Published Date : Jul 18, 2017
Researchers at University of California, San Diego, have innovated a smart wearable device called ‘The Language of Glove’ that can wirelessly decode the American Sign Language (ASL) alphabet into texts for gesture recognition. The smart glove, designed for less than US$100, controls a virtual hand to simulate the gestures of a natural sign language, predominantly used by the deaf communities in the U.S.
The details of the innovation was published on July 12, 2017 in the reputed multidisciplinary journal PLOS ONE.
Inexpensive Smart Glove Uses Stretchable and Printable Electronics
According to Darren Lipomi, a professor of nanoengineering, and one of the senior authors of the study, ‘The Language of Glove’ is an inexpensive smart wearable made using commercially available off-the-shelf electronics components and a simple fabrication method. The work can prove as a useful guide for the development of other similar wearable technologies in the coming years.
The smart device contained nine stretchable sensors that are worn to the back at the knuckles by the user. These sensors have a coating of a carbon paint which respond to stretching or bending of the knuckles by altering their electrical resistance. Based on the positions of all the nine knuckles, the sensors can code all the 26 letters of the ASL alphabet into a different nine-digit code. The circuit board on the smart device converts this nine-digit key into a unique letter, which can then be transmitted through the Bluetooth to a smartphone or to a computer screen.
Smart Glove to Prove Promising for Virtual Reality Applications
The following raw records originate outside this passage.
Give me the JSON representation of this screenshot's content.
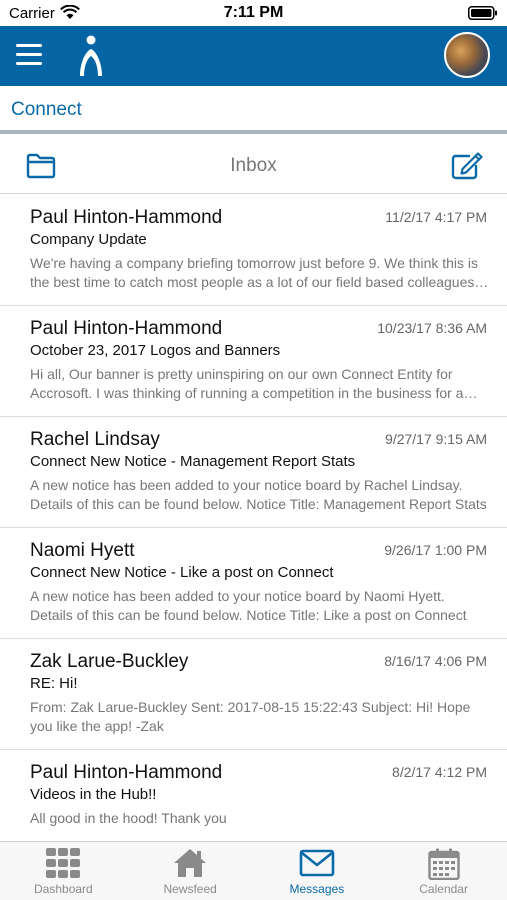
{
  "status_bar": {
    "carrier": "Carrier",
    "time": "7:11 PM"
  },
  "header": {
    "menu_icon": "hamburger-icon",
    "logo_icon": "person-logo-icon",
    "avatar": "user-avatar"
  },
  "connect": {
    "title": "Connect"
  },
  "inbox": {
    "title": "Inbox",
    "folder_icon": "folder-icon",
    "compose_icon": "compose-icon"
  },
  "messages": [
    {
      "sender": "Paul Hinton-Hammond",
      "date": "11/2/17 4:17 PM",
      "subject": "Company Update",
      "preview": "We're having a company briefing tomorrow just before 9. We think this is the best time to catch most people as a lot of our field based colleagues are in the office."
    },
    {
      "sender": "Paul Hinton-Hammond",
      "date": "10/23/17 8:36 AM",
      "subject": "October 23, 2017 Logos and Banners",
      "preview": "Hi all, Our banner is pretty uninspiring on our own Connect Entity for Accrosoft. I was thinking of running a competition in the business for a new design."
    },
    {
      "sender": "Rachel Lindsay",
      "date": "9/27/17 9:15 AM",
      "subject": "Connect New Notice - Management Report Stats",
      "preview": " A new notice has been added to your notice board by Rachel Lindsay. Details of this can be found below. Notice Title: Management Report Stats"
    },
    {
      "sender": "Naomi Hyett",
      "date": "9/26/17 1:00 PM",
      "subject": "Connect New Notice - Like a post on Connect",
      "preview": " A new notice has been added to your notice board by Naomi Hyett. Details of this can be found below. Notice Title: Like a post on Connect"
    },
    {
      "sender": "Zak Larue-Buckley",
      "date": "8/16/17 4:06 PM",
      "subject": "RE: Hi!",
      "preview": "From: Zak Larue-Buckley Sent: 2017-08-15 15:22:43 Subject: Hi! Hope you like the app! -Zak"
    },
    {
      "sender": "Paul Hinton-Hammond",
      "date": "8/2/17 4:12 PM",
      "subject": "Videos in the Hub!!",
      "preview": "All good in the hood! Thank you"
    }
  ],
  "tabs": [
    {
      "label": "Dashboard",
      "icon": "grid-icon",
      "active": false
    },
    {
      "label": "Newsfeed",
      "icon": "home-icon",
      "active": false
    },
    {
      "label": "Messages",
      "icon": "envelope-icon",
      "active": true
    },
    {
      "label": "Calendar",
      "icon": "calendar-icon",
      "active": false
    }
  ],
  "colors": {
    "brand": "#0565a4",
    "accent_text": "#0a6aa8",
    "tab_inactive": "#8a8a8a"
  }
}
The glove can also control a virtual hand and make it sign letters in the ASL alphabet. The team of engineers are further working on the smart wearable technology to make it useful in controlling a robotic hand that is endowed with a sense of touch. This will enable people to use their hands in virtual reality, which can have a variety of innovative applications in the games and entertainment industry.